That being said - we're not afraid that people would copy the game or whatnot. The game has already been made, is shipped, has sold pretty well (26k copies at time of writing! Woop!) and hell.. if you're inspired by it... go for it! Make games! MAKE ALL THE GAMES! And make them well. We need more good games that respect our players' time, capability and intelligence.

Now that we've got that out of the way, I'll just casually start answering the question I postulated earlier. This is going to be long, but please bear with me, it's important (at least to me).

In addition to having the utmost respect for open-source/FOSS projects, I have this dream that I want to keep alive. The dream of making games.
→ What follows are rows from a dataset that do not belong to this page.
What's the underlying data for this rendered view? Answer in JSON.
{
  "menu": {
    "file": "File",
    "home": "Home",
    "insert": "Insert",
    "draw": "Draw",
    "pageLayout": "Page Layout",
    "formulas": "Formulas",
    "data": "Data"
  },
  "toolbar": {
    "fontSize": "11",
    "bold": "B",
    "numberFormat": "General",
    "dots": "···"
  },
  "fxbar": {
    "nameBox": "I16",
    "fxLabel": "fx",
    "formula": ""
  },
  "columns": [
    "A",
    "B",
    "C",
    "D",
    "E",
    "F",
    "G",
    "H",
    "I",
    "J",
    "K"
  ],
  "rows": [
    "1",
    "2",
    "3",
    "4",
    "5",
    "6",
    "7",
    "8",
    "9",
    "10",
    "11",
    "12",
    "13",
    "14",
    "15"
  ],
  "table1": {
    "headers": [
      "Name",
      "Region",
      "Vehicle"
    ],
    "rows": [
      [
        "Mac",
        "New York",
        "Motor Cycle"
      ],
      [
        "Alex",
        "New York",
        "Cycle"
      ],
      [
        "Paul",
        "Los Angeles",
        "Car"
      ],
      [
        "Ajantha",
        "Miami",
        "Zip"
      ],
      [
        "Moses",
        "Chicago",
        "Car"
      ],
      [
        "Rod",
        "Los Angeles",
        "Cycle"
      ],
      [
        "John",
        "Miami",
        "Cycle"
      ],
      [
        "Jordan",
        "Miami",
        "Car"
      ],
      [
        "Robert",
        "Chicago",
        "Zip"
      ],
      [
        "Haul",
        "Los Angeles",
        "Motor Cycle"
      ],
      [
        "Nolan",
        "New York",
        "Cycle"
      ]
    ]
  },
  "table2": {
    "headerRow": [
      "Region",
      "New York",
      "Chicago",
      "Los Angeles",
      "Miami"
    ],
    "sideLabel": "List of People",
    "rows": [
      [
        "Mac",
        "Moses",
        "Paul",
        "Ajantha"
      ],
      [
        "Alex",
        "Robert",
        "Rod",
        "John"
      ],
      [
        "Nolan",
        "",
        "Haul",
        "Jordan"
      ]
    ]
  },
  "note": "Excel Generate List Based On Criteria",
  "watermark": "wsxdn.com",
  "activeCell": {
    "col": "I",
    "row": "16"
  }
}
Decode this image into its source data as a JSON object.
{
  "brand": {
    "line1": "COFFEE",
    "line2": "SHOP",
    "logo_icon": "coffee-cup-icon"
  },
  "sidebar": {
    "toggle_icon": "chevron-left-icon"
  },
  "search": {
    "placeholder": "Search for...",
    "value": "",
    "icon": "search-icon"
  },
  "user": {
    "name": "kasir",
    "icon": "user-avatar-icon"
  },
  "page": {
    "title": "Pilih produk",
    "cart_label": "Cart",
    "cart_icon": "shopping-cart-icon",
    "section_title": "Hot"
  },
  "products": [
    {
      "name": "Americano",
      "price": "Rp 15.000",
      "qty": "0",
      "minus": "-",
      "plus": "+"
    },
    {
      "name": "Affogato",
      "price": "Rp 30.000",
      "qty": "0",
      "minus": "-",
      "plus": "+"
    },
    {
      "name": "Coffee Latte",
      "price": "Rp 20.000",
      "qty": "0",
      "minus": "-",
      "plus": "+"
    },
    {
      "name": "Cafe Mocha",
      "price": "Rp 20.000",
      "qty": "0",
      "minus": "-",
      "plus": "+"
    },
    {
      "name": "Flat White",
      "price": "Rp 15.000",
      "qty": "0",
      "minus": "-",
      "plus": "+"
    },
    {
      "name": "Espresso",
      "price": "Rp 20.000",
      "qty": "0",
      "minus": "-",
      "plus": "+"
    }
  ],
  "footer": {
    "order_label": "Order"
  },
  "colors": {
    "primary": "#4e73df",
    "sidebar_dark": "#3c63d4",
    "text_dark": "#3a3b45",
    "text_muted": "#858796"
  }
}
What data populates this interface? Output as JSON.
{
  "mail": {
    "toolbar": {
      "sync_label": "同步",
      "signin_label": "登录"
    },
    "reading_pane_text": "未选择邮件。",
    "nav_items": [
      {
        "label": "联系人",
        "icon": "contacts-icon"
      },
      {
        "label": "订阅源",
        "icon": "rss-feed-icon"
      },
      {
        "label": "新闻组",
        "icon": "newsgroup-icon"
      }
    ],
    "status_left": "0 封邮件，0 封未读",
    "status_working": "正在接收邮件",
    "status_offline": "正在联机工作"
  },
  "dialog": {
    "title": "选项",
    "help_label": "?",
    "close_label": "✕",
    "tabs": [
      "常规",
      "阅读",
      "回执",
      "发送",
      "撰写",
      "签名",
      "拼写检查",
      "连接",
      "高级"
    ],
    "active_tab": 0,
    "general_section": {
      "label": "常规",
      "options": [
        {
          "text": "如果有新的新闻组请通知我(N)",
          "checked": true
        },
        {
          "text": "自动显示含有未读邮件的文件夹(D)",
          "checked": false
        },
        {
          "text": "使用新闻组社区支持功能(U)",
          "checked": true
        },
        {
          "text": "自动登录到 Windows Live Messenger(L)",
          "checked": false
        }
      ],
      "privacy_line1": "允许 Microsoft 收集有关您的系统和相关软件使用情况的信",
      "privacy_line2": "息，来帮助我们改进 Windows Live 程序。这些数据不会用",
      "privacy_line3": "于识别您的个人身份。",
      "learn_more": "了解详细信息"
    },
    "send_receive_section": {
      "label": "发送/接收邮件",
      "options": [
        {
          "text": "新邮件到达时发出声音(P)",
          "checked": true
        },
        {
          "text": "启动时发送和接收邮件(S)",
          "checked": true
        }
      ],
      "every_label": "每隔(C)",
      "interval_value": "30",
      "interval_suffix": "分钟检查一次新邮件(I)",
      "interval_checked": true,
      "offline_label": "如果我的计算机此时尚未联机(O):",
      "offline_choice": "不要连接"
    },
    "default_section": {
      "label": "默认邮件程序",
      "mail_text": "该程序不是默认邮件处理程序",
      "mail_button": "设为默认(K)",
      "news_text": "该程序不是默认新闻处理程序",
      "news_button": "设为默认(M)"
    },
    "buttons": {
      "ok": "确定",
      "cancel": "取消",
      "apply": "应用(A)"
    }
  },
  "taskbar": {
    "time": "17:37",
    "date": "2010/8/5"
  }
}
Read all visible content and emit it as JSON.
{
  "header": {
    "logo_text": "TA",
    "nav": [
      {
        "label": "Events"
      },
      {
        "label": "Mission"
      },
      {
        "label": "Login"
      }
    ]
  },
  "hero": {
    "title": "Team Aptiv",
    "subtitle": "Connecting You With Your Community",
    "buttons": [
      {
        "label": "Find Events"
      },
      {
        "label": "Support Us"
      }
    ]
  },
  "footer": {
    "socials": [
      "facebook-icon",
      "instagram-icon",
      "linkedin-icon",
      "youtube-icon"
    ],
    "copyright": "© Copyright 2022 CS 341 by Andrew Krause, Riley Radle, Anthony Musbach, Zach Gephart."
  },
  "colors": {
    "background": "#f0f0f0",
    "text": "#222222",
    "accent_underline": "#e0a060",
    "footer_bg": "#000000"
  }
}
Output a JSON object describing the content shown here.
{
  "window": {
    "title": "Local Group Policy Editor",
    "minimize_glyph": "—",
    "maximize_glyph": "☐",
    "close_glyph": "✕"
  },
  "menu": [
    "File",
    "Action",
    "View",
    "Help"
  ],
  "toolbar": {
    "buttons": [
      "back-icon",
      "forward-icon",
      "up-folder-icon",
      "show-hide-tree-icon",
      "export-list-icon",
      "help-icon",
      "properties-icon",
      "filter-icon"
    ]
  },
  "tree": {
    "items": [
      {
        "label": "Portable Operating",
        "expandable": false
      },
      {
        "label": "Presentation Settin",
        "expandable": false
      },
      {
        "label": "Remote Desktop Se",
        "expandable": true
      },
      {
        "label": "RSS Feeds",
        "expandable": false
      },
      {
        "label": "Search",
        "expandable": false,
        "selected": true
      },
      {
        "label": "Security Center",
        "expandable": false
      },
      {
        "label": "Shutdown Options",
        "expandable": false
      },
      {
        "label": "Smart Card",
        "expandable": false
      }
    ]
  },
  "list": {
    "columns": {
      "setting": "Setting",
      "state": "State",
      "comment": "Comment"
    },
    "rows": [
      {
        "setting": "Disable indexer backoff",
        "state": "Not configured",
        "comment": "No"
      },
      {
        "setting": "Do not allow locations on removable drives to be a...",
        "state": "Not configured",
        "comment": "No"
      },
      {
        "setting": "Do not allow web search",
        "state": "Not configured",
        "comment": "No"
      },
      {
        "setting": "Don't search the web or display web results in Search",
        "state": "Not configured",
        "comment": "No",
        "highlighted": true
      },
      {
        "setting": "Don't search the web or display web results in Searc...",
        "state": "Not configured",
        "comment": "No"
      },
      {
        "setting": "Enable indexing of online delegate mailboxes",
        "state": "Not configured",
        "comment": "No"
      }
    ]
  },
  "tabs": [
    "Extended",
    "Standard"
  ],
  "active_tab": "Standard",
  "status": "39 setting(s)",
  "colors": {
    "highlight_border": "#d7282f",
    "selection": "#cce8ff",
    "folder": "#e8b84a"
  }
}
Right now, being in a most serendipitous position, I can develop games. I also want other people to make games. And I definitely want to learn how to make even better games myself. When I started out in this industry, back in 2013 with my first job, the situation was strange. Everybody was reinventing the wheel every time making a new game, be it the same studio using the same engine or various studios using various engines... and honestly, the situation hasn't changed that much. At least in principle. When I was learning how to "maek gaem", resources were few and far inbetween. Most of my experience came from being able to learn from my coworkers and having a diligent presence online, assimilating knowledge where I could. Bear in mind that I've mostly done coding, and this is what I focused on at the time.

Resources which I sorely missed were concrete, specific and (most importantly) helpful examples of real-world applications of coding principles, workarounds, hacks, engine-specific behaviour, et cetera. The most helpful places were, for example, the Unity Answer Hub, Stack Overflow, the Unreal Developers' Network... they all, at best, offered a window to see how people actually implement stuff. I am a firm believer that it is usually more efficient to learn from the mistakes of others, rather than just people having to make the same mistakes over and over again due to lack of reliable information.

And this leads me to the (incredibly winding and convoluted, sorry) answer to why we're releasing the source code for our game. I want to provide something that people can learn from. Including myself. The code for Death and Taxes is by NO MEANS clean or even "good" (depends on what your standard is). But the most important thing is that the code worked. The game shipped, and the game worked.

Well.. mostly. I still had to fix a cavalcade of game-breaking bugs, but after ~10 days of bugfixing, everything seems to be in order now. Granted, we did not have a large QA capacity. In fact, we didn't have any dedicated QA going over our game. We did, our community did, people who played the demo did. That was pretty much it. It's not much to work on, but it was enough.

I fully expect criticisms for the architecture, coding patterns, naming conventions, and so on, which is all very welcome. Having a constructive conversation with people so that you could learn or that I could improve is something that's actually important to me. So... if you have any questions or remarks, lets talk!

I do understand that there is limited usefulness for the source code without the assets and all of the Unity side set-up. But that's also not the point. The point here is to share the code for enthusiasts or other interested parties who want to inspect how the game was built and what state a released codebase of a game is. I removed some of the things that I couldn't keep in the repo due to potential licensing issues, but TwitchLib is under MIT license (like this repo) and all of the articy:draft stuff has been OK'd by the company and it has its own licenses, and all of that is included.

The code is far from perfect, the game is far from perfect, but I hope that it's an example that people can go through and have even just a little bit of an insight into what goes into making a game. Hopefully it helps.

Good luck, and have fun!

Oak @ Placeholder Gameworks